* About this exercise *
When you reach a picture, skip it, and retype every line below exactly.

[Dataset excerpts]
----------

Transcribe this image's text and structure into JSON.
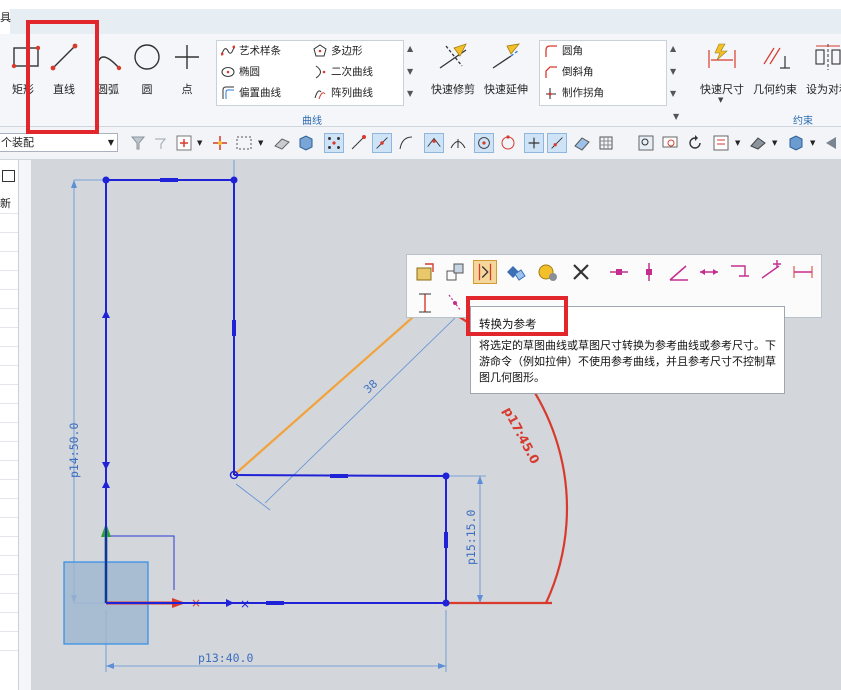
{
  "menubar": {
    "partial_label": "具"
  },
  "ribbon": {
    "big_tools": [
      {
        "label": "矩形",
        "icon": "rectangle-icon"
      },
      {
        "label": "直线",
        "icon": "line-icon"
      },
      {
        "label": "圆弧",
        "icon": "arc-icon"
      },
      {
        "label": "圆",
        "icon": "circle-icon"
      },
      {
        "label": "点",
        "icon": "point-icon"
      }
    ],
    "curve_gallery": {
      "items": [
        "艺术样条",
        "多边形",
        "椭圆",
        "二次曲线",
        "偏置曲线",
        "阵列曲线"
      ],
      "group_label": "曲线"
    },
    "edit_tools": [
      {
        "label": "快速修剪",
        "icon": "quick-trim-icon"
      },
      {
        "label": "快速延伸",
        "icon": "quick-extend-icon"
      }
    ],
    "corner_gallery": {
      "items": [
        "圆角",
        "倒斜角",
        "制作拐角"
      ]
    },
    "constraint_tools": [
      {
        "label": "快速尺寸",
        "icon": "rapid-dimension-icon"
      },
      {
        "label": "几何约束",
        "icon": "geometric-constraint-icon"
      },
      {
        "label": "设为对称",
        "icon": "make-symmetric-icon"
      }
    ],
    "constraint_group_label": "约束"
  },
  "toolbar2": {
    "assembly_select": "个装配"
  },
  "left_panel": {
    "label": "新"
  },
  "sketch": {
    "dimensions": {
      "p14": "p14:50.0",
      "p15": "p15:15.0",
      "p13": "p13:40.0",
      "p17": "p17:45.0",
      "ref": "38"
    }
  },
  "tooltip": {
    "title": "转换为参考",
    "description": "将选定的草图曲线或草图尺寸转换为参考曲线或参考尺寸。下游命令（例如拉伸）不使用参考曲线，并且参考尺寸不控制草图几何图形。"
  },
  "colors": {
    "sketch_blue": "#1f22d6",
    "reference_orange": "#f2a23a",
    "dimension_red": "#d83a2e",
    "highlight_red": "#e1262c",
    "canvas_gray": "#d3d6db"
  }
}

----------

* Result of this task *
Transcribe this image's text and structure into JSON.
{
  "menubar": {
    "partial_label": "具"
  },
  "ribbon": {
    "big_tools": [
      {
        "label": "矩形",
        "icon": "rectangle-icon"
      },
      {
        "label": "直线",
        "icon": "line-icon"
      },
      {
        "label": "圆弧",
        "icon": "arc-icon"
      },
      {
        "label": "圆",
        "icon": "circle-icon"
      },
      {
        "label": "点",
        "icon": "point-icon"
      }
    ],
    "curve_gallery": {
      "items": [
        "艺术样条",
        "多边形",
        "椭圆",
        "二次曲线",
        "偏置曲线",
        "阵列曲线"
      ],
      "group_label": "曲线"
    },
    "edit_tools": [
      {
        "label": "快速修剪",
        "icon": "quick-trim-icon"
      },
      {
        "label": "快速延伸",
        "icon": "quick-extend-icon"
      }
    ],
    "corner_gallery": {
      "items": [
        "圆角",
        "倒斜角",
        "制作拐角"
      ]
    },
    "constraint_tools": [
      {
        "label": "快速尺寸",
        "icon": "rapid-dimension-icon"
      },
      {
        "label": "几何约束",
        "icon": "geometric-constraint-icon"
      },
      {
        "label": "设为对称",
        "icon": "make-symmetric-icon"
      }
    ],
    "constraint_group_label": "约束"
  },
  "toolbar2": {
    "assembly_select": "个装配"
  },
  "left_panel": {
    "label": "新"
  },
  "sketch": {
    "dimensions": {
      "p14": "p14:50.0",
      "p15": "p15:15.0",
      "p13": "p13:40.0",
      "p17": "p17:45.0",
      "ref": "38"
    }
  },
  "tooltip": {
    "title": "转换为参考",
    "description": "将选定的草图曲线或草图尺寸转换为参考曲线或参考尺寸。下游命令（例如拉伸）不使用参考曲线，并且参考尺寸不控制草图几何图形。"
  },
  "colors": {
    "sketch_blue": "#1f22d6",
    "reference_orange": "#f2a23a",
    "dimension_red": "#d83a2e",
    "highlight_red": "#e1262c",
    "canvas_gray": "#d3d6db"
  }
}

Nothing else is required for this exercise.